ABOUT THIS EXERCISE
Copy out nothing but the lines from the one holding "Enumerate this screenshot's" through the end of the entries below, exactly as written and without the pictures.
--- EXCERPTED RECORDS ---
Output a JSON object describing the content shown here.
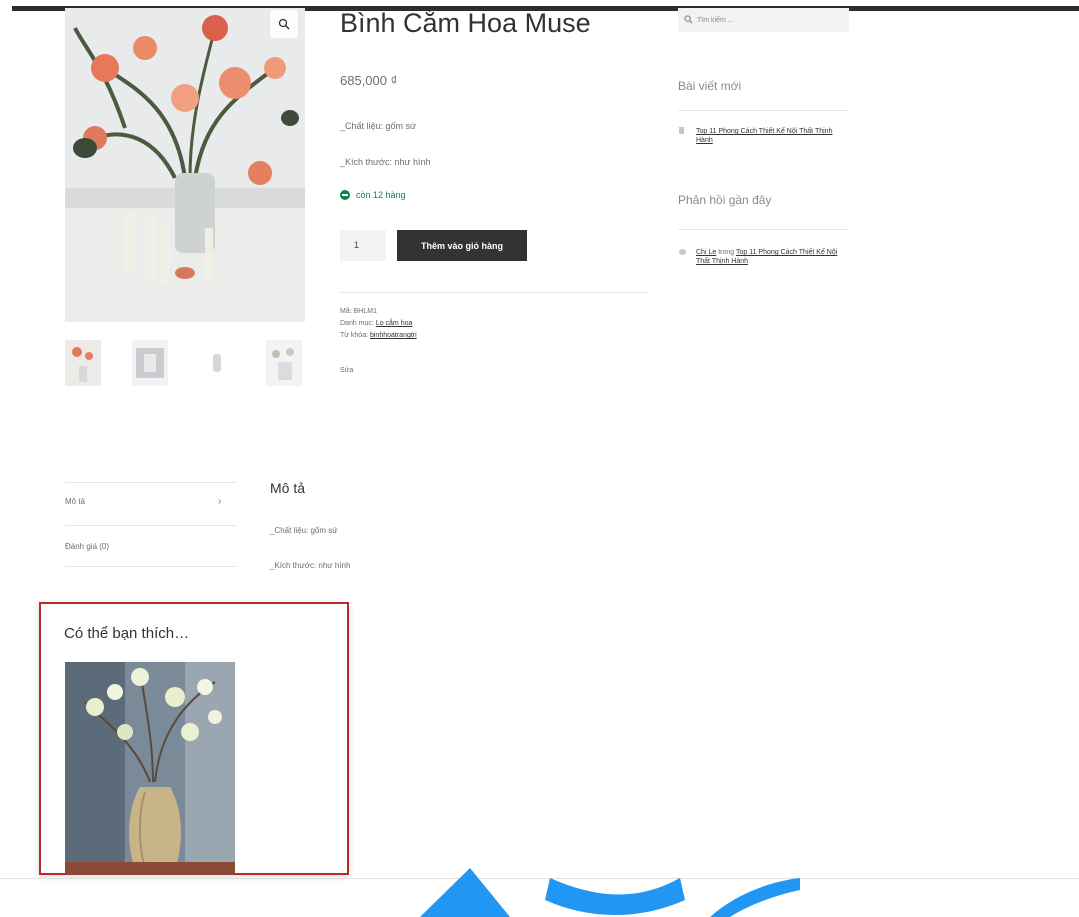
{
  "product": {
    "title": "Bình Cắm Hoa Muse",
    "price": "685,000 ₫",
    "material": "_Chất liệu: gốm sứ",
    "size": "_Kích thước: như hình",
    "stock": "còn 12 hàng",
    "quantity": "1",
    "add_to_cart": "Thêm vào giỏ hàng",
    "sku_label": "Mã:",
    "sku": "BHLM1",
    "category_label": "Danh mục:",
    "category": "Lọ cắm hoa",
    "tag_label": "Từ khóa:",
    "tag": "binhhoatrangtri",
    "edit": "Sửa"
  },
  "sidebar": {
    "search_placeholder": "Tìm kiếm ...",
    "recent_posts_title": "Bài viết mới",
    "recent_post": "Top 11 Phong Cách Thiết Kế Nội Thất Thịnh Hành",
    "recent_comments_title": "Phản hồi gần đây",
    "comment_author": "Chi Le",
    "comment_on": "trong",
    "comment_post": "Top 11 Phong Cách Thiết Kế Nội Thất Thịnh Hành"
  },
  "tabs": {
    "description": "Mô tả",
    "reviews": "Đánh giá (0)",
    "panel_title": "Mô tả",
    "panel_material": "_Chất liệu: gốm sứ",
    "panel_size": "_Kích thước: như hình"
  },
  "related": {
    "title": "Có thể bạn thích…"
  },
  "colors": {
    "button": "#333333",
    "stock": "#0f834d",
    "highlight_border": "#b82b2b",
    "watermark": "#2196f3"
  }
}
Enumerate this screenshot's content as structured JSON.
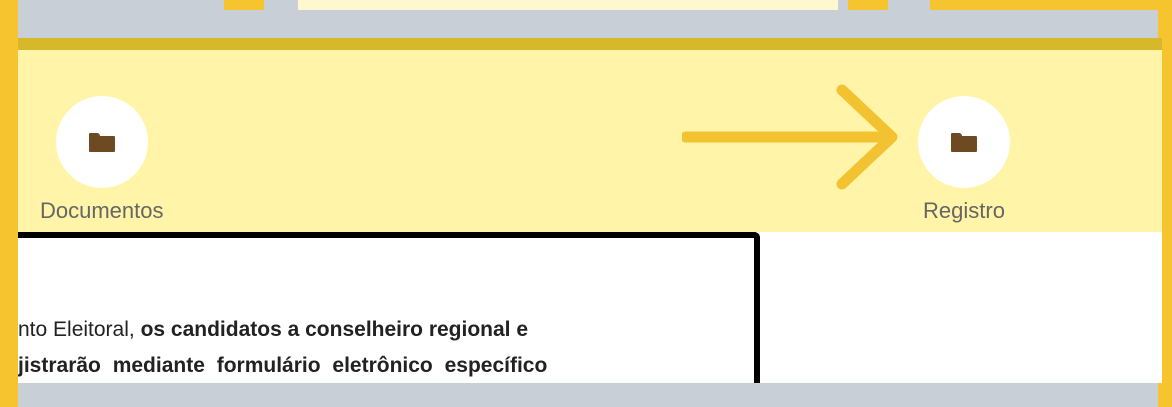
{
  "nav": {
    "items": [
      {
        "label": "Documentos",
        "icon": "folder-icon"
      },
      {
        "label": "Registro",
        "icon": "folder-icon"
      }
    ]
  },
  "document": {
    "line1_regular": "nto Eleitoral, ",
    "line1_bold": "os candidatos a conselheiro regional e",
    "line2_bold": "jistrarão mediante formulário eletrônico específico"
  },
  "colors": {
    "frame_yellow": "#f5c42f",
    "nav_band": "#fff4a7",
    "top_bar": "#d6b82a",
    "arrow": "#f2c230",
    "folder": "#6e4a22"
  }
}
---
TASK OUTPUT
Enumerate this screenshot's content as structured JSON.
{
  "nav": {
    "items": [
      {
        "label": "Documentos",
        "icon": "folder-icon"
      },
      {
        "label": "Registro",
        "icon": "folder-icon"
      }
    ]
  },
  "document": {
    "line1_regular": "nto Eleitoral, ",
    "line1_bold": "os candidatos a conselheiro regional e",
    "line2_bold": "jistrarão mediante formulário eletrônico específico"
  },
  "colors": {
    "frame_yellow": "#f5c42f",
    "nav_band": "#fff4a7",
    "top_bar": "#d6b82a",
    "arrow": "#f2c230",
    "folder": "#6e4a22"
  }
}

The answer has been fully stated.